Related: 12 Things Your Dentist Knows About You Just By Looking In Your Mouth

Kazunori Matsuo/getty
Use Guided Imagery, Visualization, Or Meditation

There are plenty of proven ways to quiet that crazy monkey mind: Close your eyes and visual something relaxing (visualization), use scripts or tapes to mentally guide you to a calm state (guided imagery), or train your mind to focus on the present (meditation). All of the above can enhance a person’s coping skills; just don’t try them for the first time in the chair. Find the technique that works best for you and utilize it before, during, and after your appointment. (Check out these 5 meditations you can do anywhere.)

Practical pointer: There are plenty of free relaxation and mindfulness apps to get you started. Try CalmMeditation Made Simple, or Headspace and have a go-to relaxing image on mental speed dial just in case your phone runs out of juice.

Related: The Best Natural Teeth Whitening Methods, According To Holistic Dentists

JGI/Jamie Grill/getty
Just Breathe

Inhale for a count of 4, hold for 7 seconds, and exhale for 8. That’s the breathing technique Texas-based oral surgeon Robert G. McNeill, DDS, M.D., teaches to all his patients. Arguably the fastest and easiest way to hack your body’s relaxation response, controlled breathing activates the parasympathetic reaction, slowing your heart rate and lowering blood pressure.

Practical pointer: Breathing can be done anywhere, no props required, just inhale and exhale deeply through your nose.

Related: 10 Quick And Easy Ways To De-Stress In Under A Minute

Get Your Aromatherapy On

When patients visit Dr. McNeill, they first go to the relaxation room, a calming space filled with the invigorating yet relaxing aroma of orange essential oil. That’s because the citrusy scent has been proven to reduce patient anxiety during dental surgery.

Lavender also works as a chill pill.

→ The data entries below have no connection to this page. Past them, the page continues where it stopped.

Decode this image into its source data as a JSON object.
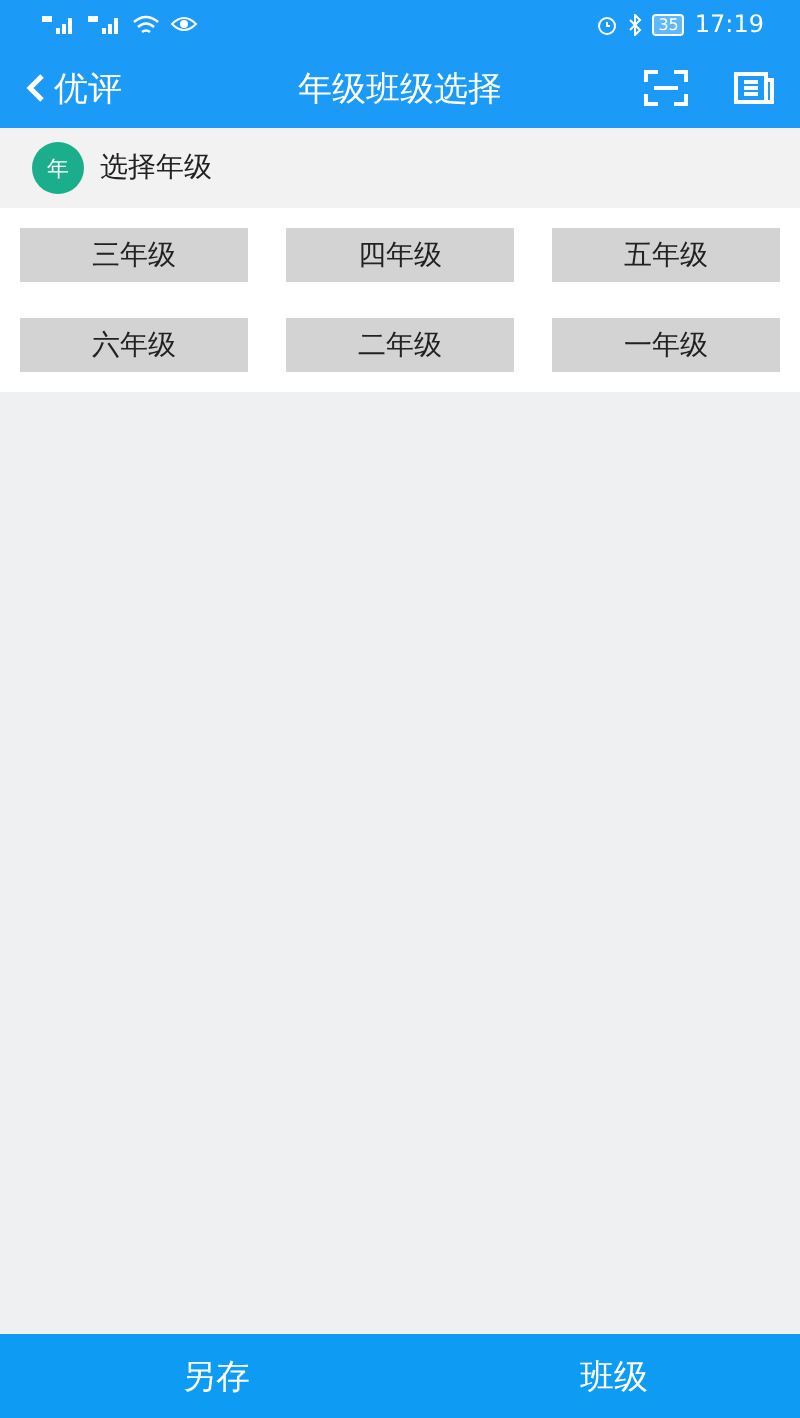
{
  "status_bar": {
    "battery": "35",
    "time": "17:19"
  },
  "header": {
    "back_label": "优评",
    "title": "年级班级选择"
  },
  "section": {
    "badge": "年",
    "title": "选择年级"
  },
  "grades": [
    {
      "label": "三年级"
    },
    {
      "label": "四年级"
    },
    {
      "label": "五年级"
    },
    {
      "label": "六年级"
    },
    {
      "label": "二年级"
    },
    {
      "label": "一年级"
    }
  ],
  "bottom_bar": {
    "buttons": [
      "另存",
      "班级"
    ]
  }
}
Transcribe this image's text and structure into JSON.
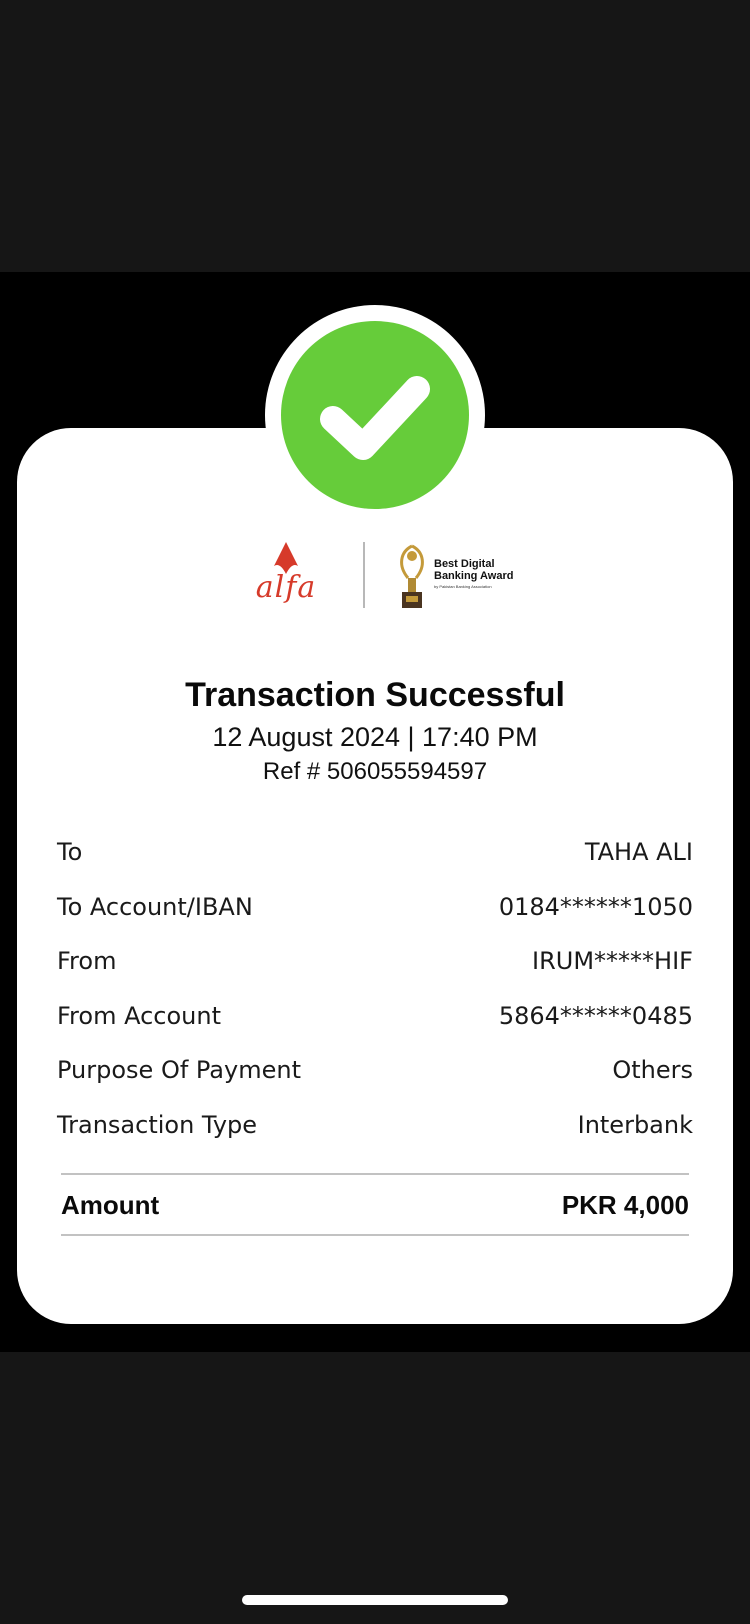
{
  "brand": {
    "logo_text": "alfa",
    "award_title": "Best Digital\nBanking Award",
    "award_subtitle": "by Pakistan Banking Association"
  },
  "receipt": {
    "title": "Transaction Successful",
    "datetime": "12 August 2024 | 17:40 PM",
    "reference": "Ref # 506055594597",
    "rows": [
      {
        "label": "To",
        "value": "TAHA ALI"
      },
      {
        "label": "To Account/IBAN",
        "value": "0184******1050"
      },
      {
        "label": "From",
        "value": "IRUM*****HIF"
      },
      {
        "label": "From Account",
        "value": "5864******0485"
      },
      {
        "label": "Purpose Of Payment",
        "value": "Others"
      },
      {
        "label": "Transaction Type",
        "value": "Interbank"
      }
    ],
    "amount_label": "Amount",
    "amount_value": "PKR 4,000"
  },
  "icons": {
    "status": "check-icon",
    "brand_mark": "alfa-logo",
    "award": "trophy-icon"
  },
  "colors": {
    "success": "#66cc3a",
    "brand": "#d63a2a",
    "card": "#ffffff",
    "background": "#000000"
  }
}
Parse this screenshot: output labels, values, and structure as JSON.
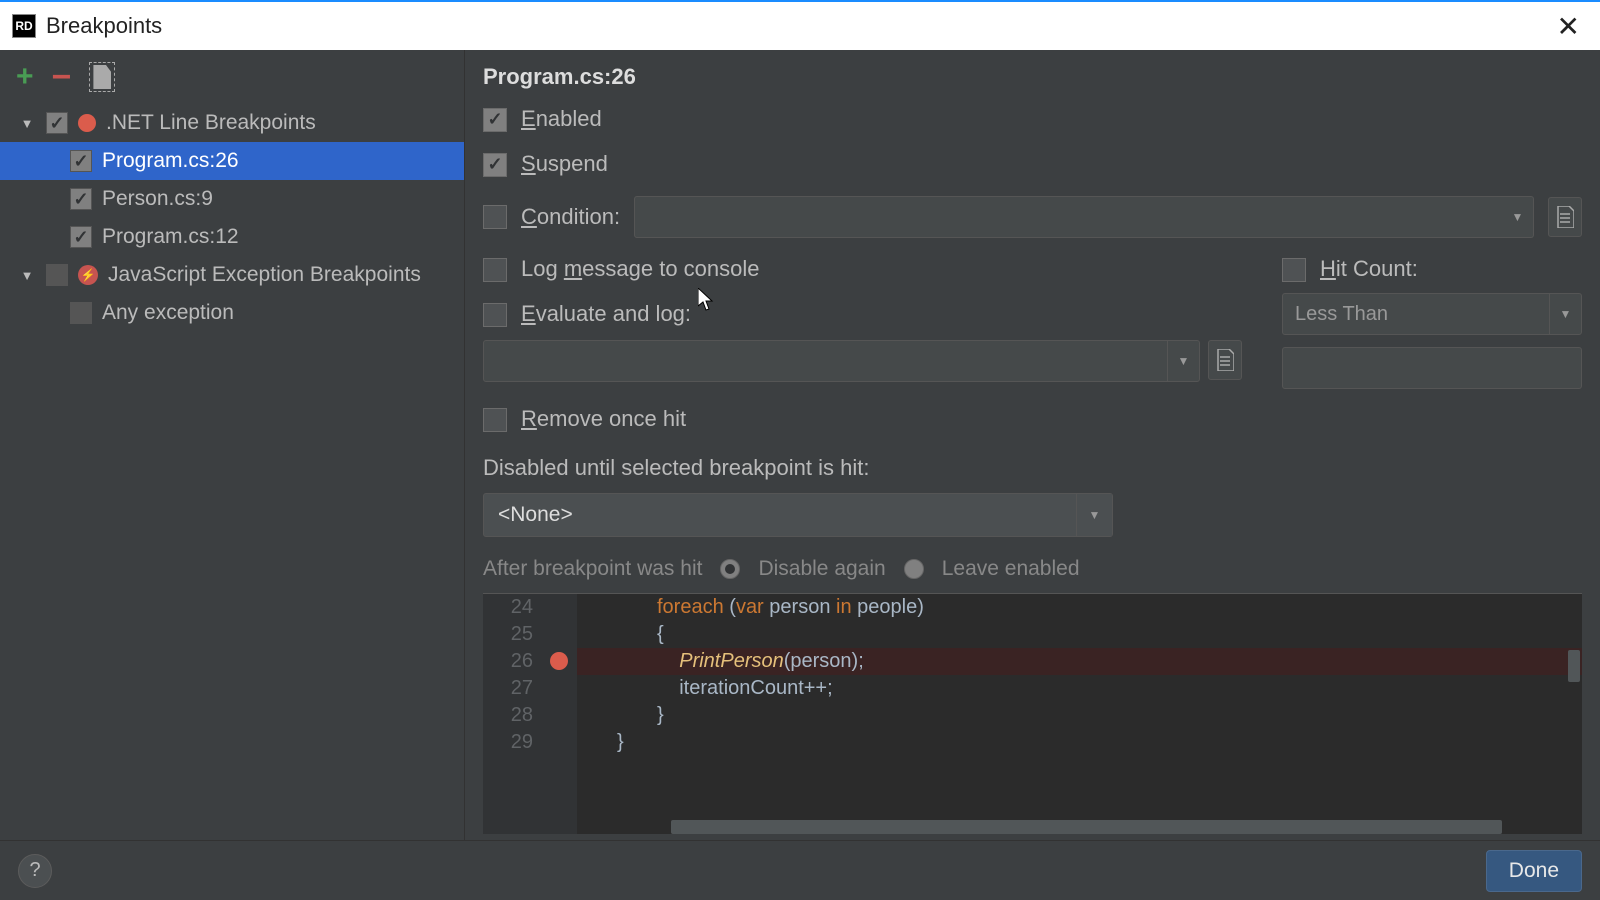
{
  "titlebar": {
    "title": "Breakpoints"
  },
  "toolbar": {
    "add": "+",
    "remove": "−"
  },
  "tree": {
    "group1": {
      "label": ".NET Line Breakpoints"
    },
    "item1": {
      "label": "Program.cs:26"
    },
    "item2": {
      "label": "Person.cs:9"
    },
    "item3": {
      "label": "Program.cs:12"
    },
    "group2": {
      "label": "JavaScript Exception Breakpoints"
    },
    "item4": {
      "label": "Any exception"
    }
  },
  "details": {
    "title": "Program.cs:26",
    "enabled_label": "Enabled",
    "suspend_label": "Suspend",
    "condition_label": "Condition:",
    "log_label": "Log message to console",
    "hitcount_label": "Hit Count:",
    "evaluate_label": "Evaluate and log:",
    "hitcount_mode": "Less Than",
    "remove_label": "Remove once hit",
    "disabled_until_label": "Disabled until selected breakpoint is hit:",
    "disabled_until_value": "<None>",
    "after_hit_label": "After breakpoint was hit",
    "radio_disable": "Disable again",
    "radio_leave": "Leave enabled"
  },
  "code": {
    "lines": {
      "24": {
        "num": "24"
      },
      "25": {
        "num": "25"
      },
      "26": {
        "num": "26"
      },
      "27": {
        "num": "27"
      },
      "28": {
        "num": "28"
      },
      "29": {
        "num": "29"
      }
    },
    "l24_foreach": "foreach",
    "l24_open": " (",
    "l24_var": "var",
    "l24_person": " person ",
    "l24_in": "in",
    "l24_close": " people)",
    "l25": "{",
    "l26_fn": "PrintPerson",
    "l26_args": "(person);",
    "l27": "iterationCount++;",
    "l28": "}",
    "l29": "}"
  },
  "bottom": {
    "help": "?",
    "done": "Done"
  }
}
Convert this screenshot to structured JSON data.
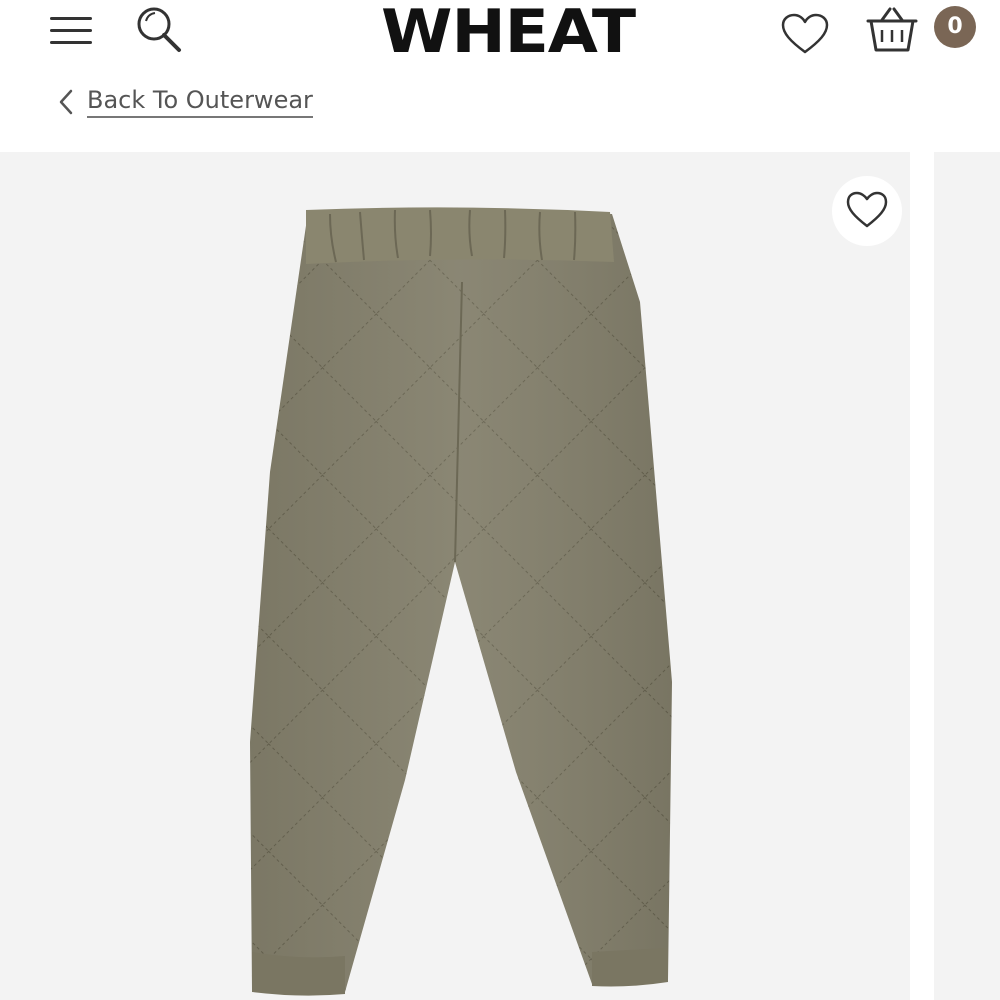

In another study, the smell of lavender in the reception area was shown to reduce anxiety in dental patients. (Check out these 7 cool things we never knew lavender could do.)

Practical pointer: Place a few drops of either orange or lavender essential oil on a cotton ball, or even your wrists, and inhale as needed.

Related: 5 Best Essential Oils For Anxiety